The University of Oslo is the oldest and most prestigious university in Norway: This educational institution started its activity in 1811, and since 1939 it has been called the University of Oslo. Until 1946, it was the only university in the country. As one of the leading universities in the world, it is always in the Top 100 in the ranking list of world universities compiled by Quacquarelli Symonds (QS) company. Many of the university’s graduates have been awarded the Nobel Prize in different years.
The Norwegian Agency for Quality Assurance in Education implements the process of ensuring the quality of teaching in higher and vocational education institutions:
Creating lifelong learning opportunities for the elderly is one of the main priorities of education policy in Norway. The main goal is to create favorable conditions for the representatives of the older generation to strengthen their skills in accordance with their profession. Each year, approximately 15,000 students enroll in adult education programs at state universities and colleges. 70,000 people continue their education in additional training courses.
In order to better organize the education of the elderly, effective measures are implemented by the government. The government finances and encourages the activities of institutions engaged in the education of the elderly. In the country, about 20 societies engaged in the education of the elderly receive state subsidies. In Norway, special importance is attached to the involvement of non-governmental organizations and municipalities in the organization of education for the elderly.
Distance education is widespread in Norway and mainly consists of correspondence courses. Distance education in the country is mostly Internet-based. About 20,000 people graduate from distance education institutions every year.

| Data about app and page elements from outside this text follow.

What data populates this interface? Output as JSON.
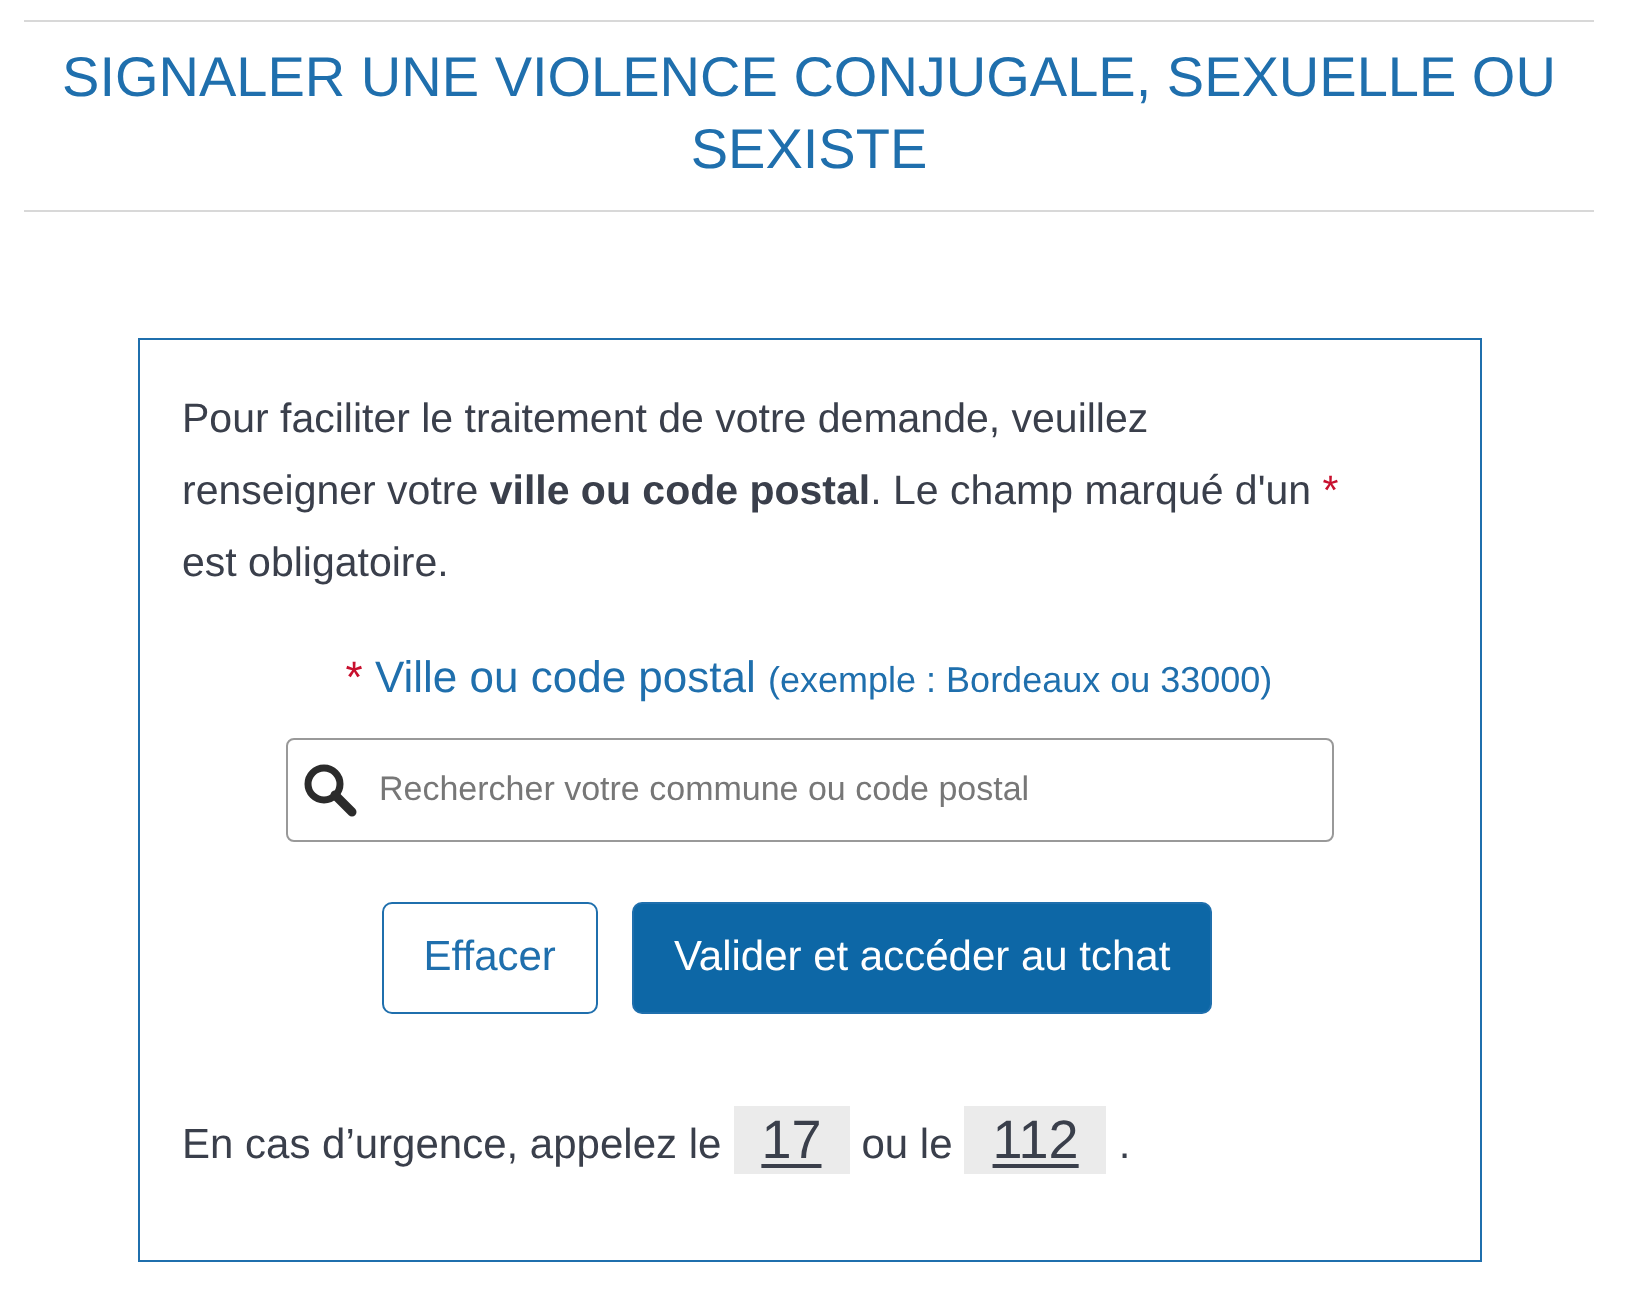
{
  "title": "SIGNALER UNE VIOLENCE CONJUGALE, SEXUELLE OU SEXISTE",
  "intro": {
    "before": "Pour faciliter le traitement de votre demande, veuillez renseigner votre **ville ou code postal**. Le champ marqué d'un",
    "required_mark": "*",
    "after": "est obligatoire."
  },
  "field": {
    "required_mark": "*",
    "label": "Ville ou code postal",
    "hint": "(exemple : Bordeaux ou 33000)",
    "placeholder": "Rechercher votre commune ou code postal"
  },
  "buttons": [
    {
      "label": "Effacer",
      "kind": "secondary"
    },
    {
      "label": "Valider et accéder au tchat",
      "kind": "primary"
    }
  ],
  "emergency": {
    "before": "En cas d’urgence, appelez le",
    "number_1": "17",
    "middle": "ou le",
    "number_2": "112",
    "after": "."
  }
}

WHAT SHOULD WE LEARN FROM NORWEGIAN EDUCATION? An overview of the education systems of these 2 countries allows us to identify certain similarities and differences. So:
• The education system of both countries has a rich history. The governments of Norway and Azerbaijan pay special attention to the development of education. Both countries are interested in using innovations in education. Young people of these countries have a serious interest in reading. Both countries focus on establishing international relations in the education sector.
• There are also different aspects of the education system of these two countries. The educational system of Azerbaijan can benefit from the educational experience of Norway. Thus, there is a need to transfer the following experience in the Norwegian education system to the Azerbaijani education system:
• Learning the experience of formation of the content of preschool and secondary education and organization of teaching.
• Studying the transition to the Bologna process in university education and the experience of digitalization of education. Studying the experience of organizing and developing distance education in universities.
• Transfer of this experience to our country considering that the Norwegian Agency for Quality Assurance in Education is established at the level of the requirements of the International Agency for Quality Assurance in Education and has rich experience in this field.
• Studying the experience of the government in order to organize the education of the elderly in Norway (wide application of online education, greater involvement of Non-Governmental Organizations in this work, etc.).
• A more detailed study of the Norwegian educational experience and its application in Azerbaijan can contribute to the development of bilateral relations between these countries by accelerating the integration of Azerbaijani education into the European educational space.